Van Eemeren and Houtlosser view fallacies as “derailments of strategic maneuvering” that go against a norm for critical reasonableness. What is to happen if such a derailment is perceived to have taken place? Krabbe (2003) and Jacobs (2000) have discussed the possibilities for continuing the argumentative exchange in a constructive way. Starting from their proposals, van Eemeren and Houtlosser argue that the party who observes that something has gone wrong should maneuver in such a way that at the same time the derailment is recognized and a “re-railment” takes place that brings the discussion back on track. This means that then a meta-dialogue or sub-discussion develops in which the alleged fallacy is responded to and readjusted appropriately. Although this solution has something in common with both Krabbe’s proposal and Jacobs’ proposal, it differs from Krabbe’s proposal because it does not result in just retracting or maintaining the alleged fallacy and it differs from Jacobs’ proposal because it does not allow for making a move that has the appearance of a counter-fallacy.
Keywordscounter-fallacies fallacies meta-dialogue (derailment of) strategic maneuvering
Unable to display preview. Download preview PDF.
- Barth E. M., Krabbe E. C. W. (1982) From Axiom to Dialogue: A Philosophical Study of Logics and Argumentation, Walter de Gruyter, BerlinGoogle Scholar

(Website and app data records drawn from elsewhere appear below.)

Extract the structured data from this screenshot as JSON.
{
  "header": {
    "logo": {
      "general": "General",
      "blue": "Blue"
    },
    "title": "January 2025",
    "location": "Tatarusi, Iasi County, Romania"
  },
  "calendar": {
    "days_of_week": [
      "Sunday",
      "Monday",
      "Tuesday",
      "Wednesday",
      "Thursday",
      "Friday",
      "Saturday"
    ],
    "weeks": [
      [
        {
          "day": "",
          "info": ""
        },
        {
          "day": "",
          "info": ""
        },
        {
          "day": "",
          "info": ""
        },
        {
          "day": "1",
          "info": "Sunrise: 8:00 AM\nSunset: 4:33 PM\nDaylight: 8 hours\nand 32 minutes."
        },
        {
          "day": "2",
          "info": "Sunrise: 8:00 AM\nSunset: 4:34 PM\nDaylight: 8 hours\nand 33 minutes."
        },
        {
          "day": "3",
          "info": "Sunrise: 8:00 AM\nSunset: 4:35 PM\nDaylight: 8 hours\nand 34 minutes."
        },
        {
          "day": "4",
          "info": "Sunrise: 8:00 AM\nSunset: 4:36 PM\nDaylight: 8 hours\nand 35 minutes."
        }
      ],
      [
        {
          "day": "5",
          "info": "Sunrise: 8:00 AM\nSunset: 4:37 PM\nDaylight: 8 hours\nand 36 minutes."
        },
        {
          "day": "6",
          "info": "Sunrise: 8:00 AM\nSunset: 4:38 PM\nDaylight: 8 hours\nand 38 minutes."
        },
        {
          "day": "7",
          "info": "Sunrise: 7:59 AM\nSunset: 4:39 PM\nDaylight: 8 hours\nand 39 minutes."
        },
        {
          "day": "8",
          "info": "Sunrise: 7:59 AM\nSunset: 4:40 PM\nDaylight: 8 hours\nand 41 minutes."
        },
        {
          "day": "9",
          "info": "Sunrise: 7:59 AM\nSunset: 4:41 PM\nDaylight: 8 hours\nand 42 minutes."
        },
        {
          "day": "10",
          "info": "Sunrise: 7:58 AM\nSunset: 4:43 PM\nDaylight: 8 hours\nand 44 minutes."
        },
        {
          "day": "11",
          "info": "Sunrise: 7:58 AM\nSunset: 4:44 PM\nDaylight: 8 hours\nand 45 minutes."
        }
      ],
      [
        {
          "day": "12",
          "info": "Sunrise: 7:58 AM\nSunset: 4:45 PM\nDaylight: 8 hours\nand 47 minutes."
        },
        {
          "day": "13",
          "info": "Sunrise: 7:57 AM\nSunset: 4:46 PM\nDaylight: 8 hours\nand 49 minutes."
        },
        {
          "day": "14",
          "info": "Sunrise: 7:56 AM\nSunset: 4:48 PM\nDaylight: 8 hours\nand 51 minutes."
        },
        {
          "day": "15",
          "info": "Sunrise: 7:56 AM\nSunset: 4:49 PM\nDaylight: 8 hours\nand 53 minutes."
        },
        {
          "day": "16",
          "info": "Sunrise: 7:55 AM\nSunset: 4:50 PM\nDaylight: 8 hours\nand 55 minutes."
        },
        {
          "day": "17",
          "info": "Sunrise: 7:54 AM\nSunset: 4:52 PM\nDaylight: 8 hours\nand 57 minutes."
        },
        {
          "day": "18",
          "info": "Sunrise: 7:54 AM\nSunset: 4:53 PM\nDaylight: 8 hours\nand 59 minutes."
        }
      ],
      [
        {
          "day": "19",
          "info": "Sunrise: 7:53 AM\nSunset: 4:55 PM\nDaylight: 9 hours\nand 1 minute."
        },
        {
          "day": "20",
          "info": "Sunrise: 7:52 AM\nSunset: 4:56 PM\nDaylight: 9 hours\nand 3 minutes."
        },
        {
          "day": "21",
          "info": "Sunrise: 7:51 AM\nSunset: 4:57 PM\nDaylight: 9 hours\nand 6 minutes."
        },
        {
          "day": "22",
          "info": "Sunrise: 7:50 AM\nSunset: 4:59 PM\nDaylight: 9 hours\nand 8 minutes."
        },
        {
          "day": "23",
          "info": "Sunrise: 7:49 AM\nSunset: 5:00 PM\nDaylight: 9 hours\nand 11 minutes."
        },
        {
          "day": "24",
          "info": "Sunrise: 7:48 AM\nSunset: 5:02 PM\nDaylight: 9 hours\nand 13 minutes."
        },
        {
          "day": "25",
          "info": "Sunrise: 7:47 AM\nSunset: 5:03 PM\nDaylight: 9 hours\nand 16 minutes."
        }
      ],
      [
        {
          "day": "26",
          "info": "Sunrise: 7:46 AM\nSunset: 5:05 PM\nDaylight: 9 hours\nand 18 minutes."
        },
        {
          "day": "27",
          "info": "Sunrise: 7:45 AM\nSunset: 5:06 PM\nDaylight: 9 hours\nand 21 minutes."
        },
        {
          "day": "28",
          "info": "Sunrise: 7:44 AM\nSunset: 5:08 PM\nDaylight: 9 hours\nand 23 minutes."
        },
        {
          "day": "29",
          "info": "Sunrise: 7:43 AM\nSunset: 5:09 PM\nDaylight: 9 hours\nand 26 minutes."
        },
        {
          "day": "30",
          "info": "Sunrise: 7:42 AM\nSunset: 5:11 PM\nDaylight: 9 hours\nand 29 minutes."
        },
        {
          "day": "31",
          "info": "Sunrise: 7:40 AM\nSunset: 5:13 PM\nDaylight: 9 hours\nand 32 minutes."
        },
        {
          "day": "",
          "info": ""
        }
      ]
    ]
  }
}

- van Eemeren, F. H. and Grootendorst R.: 1984, Speech Acts in Argumentative Discussions: A Theoretical Model for the Analysis of Discussions Directed Towards Solving Conflicts of Opinion, WALTER DE Gruyter/Foris, Berlin/DordrechtGoogle Scholar
- van Eemeren, F. H. and P. Houtlosser: 1998, ‹Rhetorical Rationales for Dialectical Moves: Justifying Pragma-Dialectical Reconstructions’, in J. F. Klumpp (ed.), Argument in a Time of Change: Definitions, Frameworks, and Critiques, Proceedings of the tenth NCA/AFA Conference on Argumentation, Alta, Utah, August 1997, National Communication Association, Annandale VA, pp. 51–56Google Scholar
- van Eemeren F. H., Houtlosser P. (2002) Strategic Maneuvering in Argumentative Discourse: A Delicate Balance, in F. H. van Eemeren, P. Houtlosser (eds), Dialectic and Rhetoric: The Warp and Woof of Argumentation Analysis, Kluwer Academic, Dordrecht, pp. 131–159Google Scholar
- van Eemeren, F. H. and P. Houtlosser: 2004. ‹More about Fallacies as Derailments of Strategic Maneuvering: The Case of tu quoque’, in H. V. Hansen, C. W. Tindale, J. A. Blair, R. H. Johnson and R. C. Pinto (eds.), Argumentation and Its Applications: Informal Logic @ 25, CD ROM ISBN 0-9683461-2-X-3-8Google Scholar
- Grice H. P. (1975) Logic and Conversation, in P. Cole, J. L. Morgan (eds), Syntax and Semantics III: Speech Acts, Academic Press, New York, pp. 43–58Google Scholar
- Hamblin C. L. (1970) Fallacies, Vale Press, Newport News, VAGoogle Scholar
- Krabbe E. C. W.: 2003, ‹Metadialogues’, in F. H. van Eemeren, J. A. Blair, C. A. Willard and A. F. Snoeck Henkemans (eds.), Proceedings of the Fifth Conference of the International Society for the Study of Argumentation, Sic Sat, Amsterdam, pp. 641–644Google Scholar